I figured the only way to really understand the process would be to actually try it.  Which I did.  Because, you know...I need another hobby like I need another hole in my head.

It has been described by some people as being like single-needle knitting.  I find it to be an interesting cross between knitting and crochet.  It's not hard to see how this craft might have evolved into either and is certainly older than both.

The project in the picture is my second row of what should be a cowl when I'm done.  It's actually pretty difficult to find written patterns for nalbinding.  There are some good resources on different stitches, but very little on how to work these stitches together into projects.  So I'm sort of winging it. 

This first project uses the "Oslo" stitch, which seems to be the recommended beginner stitch.  All projects seem to be worked in the round, and I cannot find any information on how to work back and forth...although I did find a reference to turning a sock heel by working back and forth, so I know it must be possible.

Although all the resources say to take care not to twist your work when you join, I did give the starting row a half twist when I joined to create a mobius cowl.  I'm not sure if the project is actually big enough for a mobius, but I guess I'll find  out in another few rows.

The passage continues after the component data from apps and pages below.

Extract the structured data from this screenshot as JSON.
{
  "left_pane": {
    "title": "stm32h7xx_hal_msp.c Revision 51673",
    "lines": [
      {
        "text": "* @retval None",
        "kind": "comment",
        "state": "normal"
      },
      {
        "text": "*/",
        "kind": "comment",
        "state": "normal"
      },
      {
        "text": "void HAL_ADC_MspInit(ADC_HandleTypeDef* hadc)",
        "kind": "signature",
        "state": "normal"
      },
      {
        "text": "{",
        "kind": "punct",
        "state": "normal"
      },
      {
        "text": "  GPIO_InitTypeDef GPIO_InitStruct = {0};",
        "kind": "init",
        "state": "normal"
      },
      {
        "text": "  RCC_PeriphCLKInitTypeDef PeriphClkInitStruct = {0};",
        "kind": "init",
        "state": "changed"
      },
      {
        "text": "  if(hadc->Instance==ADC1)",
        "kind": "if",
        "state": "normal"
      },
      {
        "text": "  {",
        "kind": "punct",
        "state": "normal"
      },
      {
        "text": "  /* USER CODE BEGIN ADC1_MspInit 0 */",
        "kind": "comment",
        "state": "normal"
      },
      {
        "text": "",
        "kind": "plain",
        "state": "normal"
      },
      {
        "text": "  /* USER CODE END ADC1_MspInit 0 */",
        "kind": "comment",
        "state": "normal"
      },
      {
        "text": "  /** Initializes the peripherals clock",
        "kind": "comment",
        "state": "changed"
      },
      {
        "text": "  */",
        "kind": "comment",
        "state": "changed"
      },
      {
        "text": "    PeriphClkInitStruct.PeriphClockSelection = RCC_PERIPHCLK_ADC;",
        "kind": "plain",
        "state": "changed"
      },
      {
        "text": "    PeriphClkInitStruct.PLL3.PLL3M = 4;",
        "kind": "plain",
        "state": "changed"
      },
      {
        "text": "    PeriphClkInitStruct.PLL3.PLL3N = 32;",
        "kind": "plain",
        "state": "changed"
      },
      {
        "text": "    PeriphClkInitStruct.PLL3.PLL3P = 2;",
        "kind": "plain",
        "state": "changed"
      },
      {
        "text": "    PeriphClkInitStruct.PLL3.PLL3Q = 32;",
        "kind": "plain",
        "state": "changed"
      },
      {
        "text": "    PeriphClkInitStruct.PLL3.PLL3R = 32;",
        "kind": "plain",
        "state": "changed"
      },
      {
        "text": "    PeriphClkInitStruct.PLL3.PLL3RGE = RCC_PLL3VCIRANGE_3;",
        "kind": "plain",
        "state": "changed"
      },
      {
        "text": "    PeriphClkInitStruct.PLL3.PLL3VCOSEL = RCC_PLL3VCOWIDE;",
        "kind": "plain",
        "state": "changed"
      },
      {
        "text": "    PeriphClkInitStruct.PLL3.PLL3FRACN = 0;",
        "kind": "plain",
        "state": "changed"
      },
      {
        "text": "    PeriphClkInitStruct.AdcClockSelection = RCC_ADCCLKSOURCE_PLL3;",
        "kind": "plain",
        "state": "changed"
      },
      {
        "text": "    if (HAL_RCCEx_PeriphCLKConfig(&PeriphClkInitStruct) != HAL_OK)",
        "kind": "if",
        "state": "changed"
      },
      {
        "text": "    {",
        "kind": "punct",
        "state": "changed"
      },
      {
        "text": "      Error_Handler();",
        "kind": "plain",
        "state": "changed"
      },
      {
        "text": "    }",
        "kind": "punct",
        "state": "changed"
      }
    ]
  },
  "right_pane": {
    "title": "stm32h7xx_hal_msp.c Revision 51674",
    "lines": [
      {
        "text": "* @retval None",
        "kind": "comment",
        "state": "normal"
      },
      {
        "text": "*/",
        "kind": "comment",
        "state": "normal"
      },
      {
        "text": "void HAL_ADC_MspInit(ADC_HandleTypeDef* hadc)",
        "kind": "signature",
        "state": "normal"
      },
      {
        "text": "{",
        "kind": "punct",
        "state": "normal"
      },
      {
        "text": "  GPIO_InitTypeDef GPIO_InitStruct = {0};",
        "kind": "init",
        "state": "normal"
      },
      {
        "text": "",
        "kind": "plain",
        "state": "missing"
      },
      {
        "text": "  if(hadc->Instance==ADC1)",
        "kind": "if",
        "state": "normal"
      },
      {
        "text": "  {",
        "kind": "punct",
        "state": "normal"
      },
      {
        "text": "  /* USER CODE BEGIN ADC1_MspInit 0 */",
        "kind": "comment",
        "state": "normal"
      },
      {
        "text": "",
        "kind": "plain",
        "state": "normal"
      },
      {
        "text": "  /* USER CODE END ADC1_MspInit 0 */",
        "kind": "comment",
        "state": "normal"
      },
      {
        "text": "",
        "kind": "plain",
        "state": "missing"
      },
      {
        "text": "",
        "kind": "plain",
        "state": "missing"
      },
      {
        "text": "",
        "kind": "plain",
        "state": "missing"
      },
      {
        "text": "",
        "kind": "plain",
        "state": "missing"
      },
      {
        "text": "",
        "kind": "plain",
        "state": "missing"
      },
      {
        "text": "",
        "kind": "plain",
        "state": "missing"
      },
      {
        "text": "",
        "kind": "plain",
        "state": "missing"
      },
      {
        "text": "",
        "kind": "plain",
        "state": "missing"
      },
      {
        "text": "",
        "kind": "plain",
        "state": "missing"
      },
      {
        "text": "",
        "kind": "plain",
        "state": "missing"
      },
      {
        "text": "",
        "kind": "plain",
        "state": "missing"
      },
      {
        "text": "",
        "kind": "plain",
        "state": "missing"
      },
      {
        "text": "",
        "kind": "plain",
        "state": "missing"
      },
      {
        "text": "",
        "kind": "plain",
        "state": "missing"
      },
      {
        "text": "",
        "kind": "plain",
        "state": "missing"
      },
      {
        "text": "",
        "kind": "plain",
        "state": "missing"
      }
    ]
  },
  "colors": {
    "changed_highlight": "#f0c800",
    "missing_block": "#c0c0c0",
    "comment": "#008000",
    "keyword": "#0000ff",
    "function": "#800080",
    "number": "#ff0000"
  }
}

I will say does seem to be a little more difficult to screw up nalbinding than it is to screw up knitting.  Adn the learning curve is a little less steep.

I like it.

Now I just need to get myself a proper nadel (nalbinding needle).  I'm using a blunt carpet needle for now, and while it works, I'd like to have the right tool for the job.  I kinda feel like I'm doing the equivalent of knitting with chopsticks. 

Monday, July 4, 2011


In 2009, H and I bought our first two mice.  Frankie and Benjy.  It turned out those two boys weren't two boys.  Benjy was a boy, but Frankie was quite female.  She gave birth to two litters and was a wonderful companion.

She was sweet and affectionate and would crawl into your hand with very little coaxing.

About two months ago, she began to suffer a sharp decline in her health.  I suddenly realized she was very nearly two years old.  An average mouse lives about 18 months.  She was quite elderly.  She lost interest in treats, and lifting food out of her bowl was a mammoth task.  But she would still dance (albeit shakily) to be held and loved.  And I enjoyed giving her lots of attention.

Last week, as I watched her suffer, I came very close to making the extremely heartbreaking decision to euthanize her.  I researched it well, since I wanted her to die peacefully and not in pain.  But H and I found we couldn't do it.

She died this evening while I was making dinner.  She was alive when I started, but was gone by the time I'd finished.  She lived a long and happy mouse life.  I wanted to bury her under the lavender bush next to Benjy, who died last summer at just over a year old.  Unfortunately, the lavender bush is simply too large now.  She is in the backyard, instead, next to Scruffy.  You were the first.  You were the best!!